▶ **Your instructions**: Copy each line of the entries beneath that contains the word "number".

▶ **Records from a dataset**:
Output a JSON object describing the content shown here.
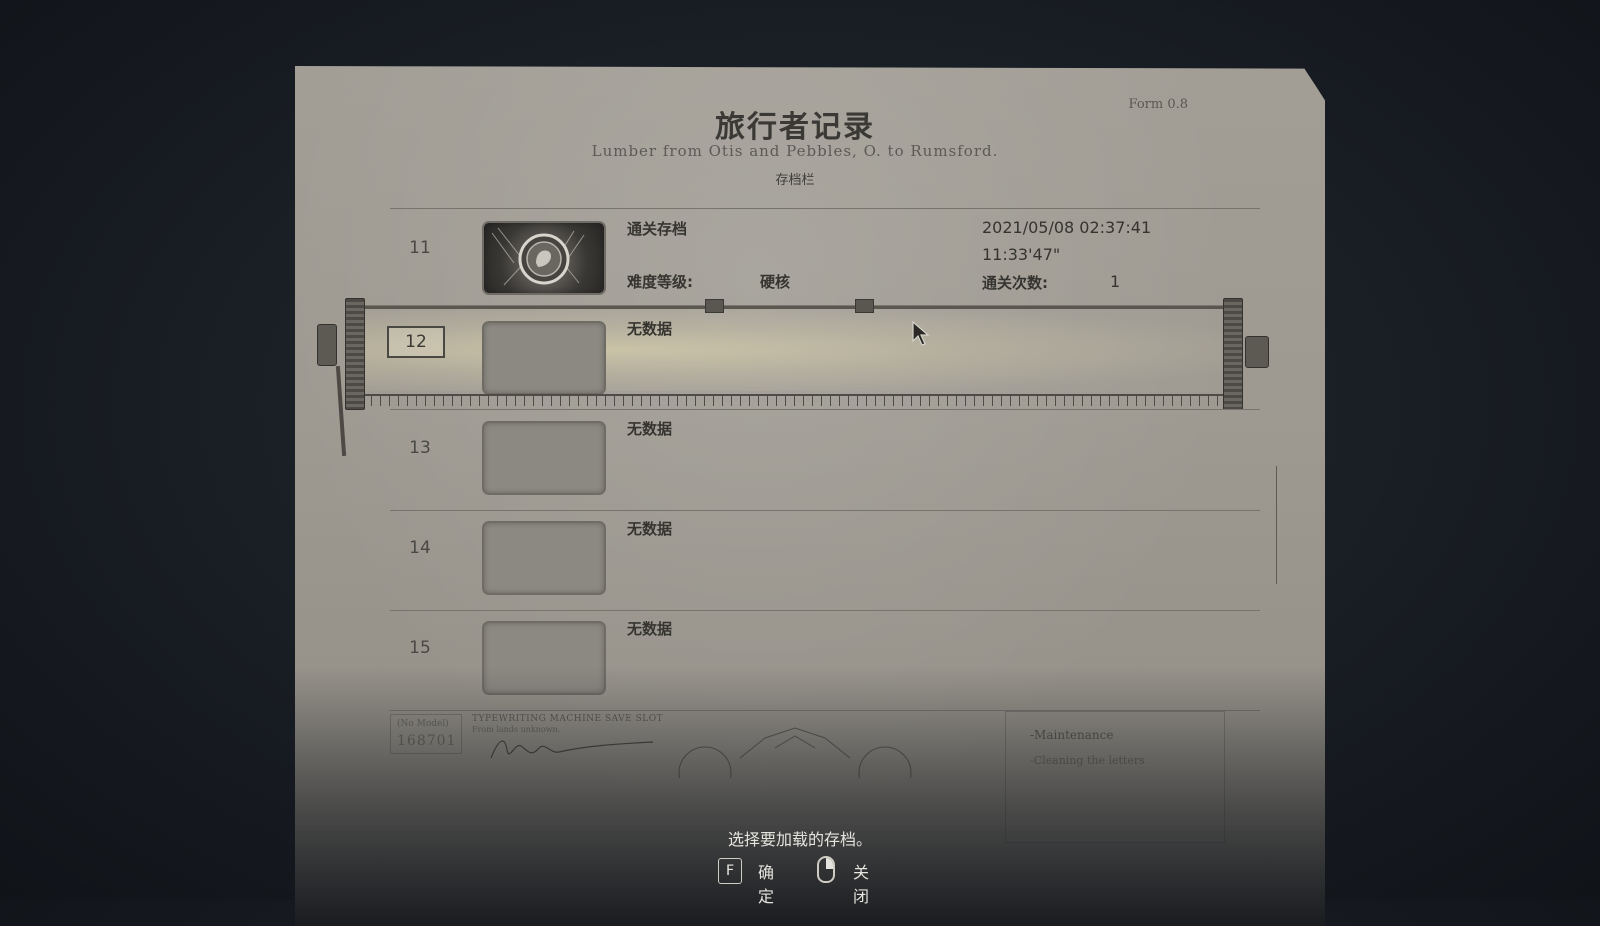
{
  "header": {
    "title": "旅行者记录",
    "subtitle": "Lumber from Otis and Pebbles, O. to Rumsford.",
    "section": "存档栏",
    "form_no": "Form 0.8"
  },
  "slots": [
    {
      "number": "11",
      "title": "通关存档",
      "datetime": "2021/05/08 02:37:41",
      "playtime": "11:33'47\"",
      "difficulty_label": "难度等级:",
      "difficulty_value": "硬核",
      "clears_label": "通关次数:",
      "clears_value": "1",
      "has_thumbnail": true
    },
    {
      "number": "12",
      "title": "无数据",
      "selected": true
    },
    {
      "number": "13",
      "title": "无数据"
    },
    {
      "number": "14",
      "title": "无数据"
    },
    {
      "number": "15",
      "title": "无数据"
    }
  ],
  "form_footer": {
    "serial_label": "(No Model)",
    "serial_value": "168701",
    "machine_label": "TYPEWRITING MACHINE SAVE SLOT",
    "machine_sub": "From lands unknown.",
    "maintenance_title": "-Maintenance",
    "maintenance_item": "-Cleaning the letters"
  },
  "footer": {
    "prompt": "选择要加载的存档。",
    "confirm_key": "F",
    "confirm_label": "确定",
    "close_label": "关闭"
  },
  "colors": {
    "paper": "#9e9a92",
    "background": "#1b2027",
    "ink": "#36342f",
    "highlight": "#e8deb2"
  },
  "icons": [
    "mouse-icon",
    "cursor-icon",
    "save-thumbnail-emblem-icon"
  ]
}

▶ **Answer to this exercise**:
      "number": "11",
      "number": "12",
      "number": "13",
      "number": "14",
      "number": "15",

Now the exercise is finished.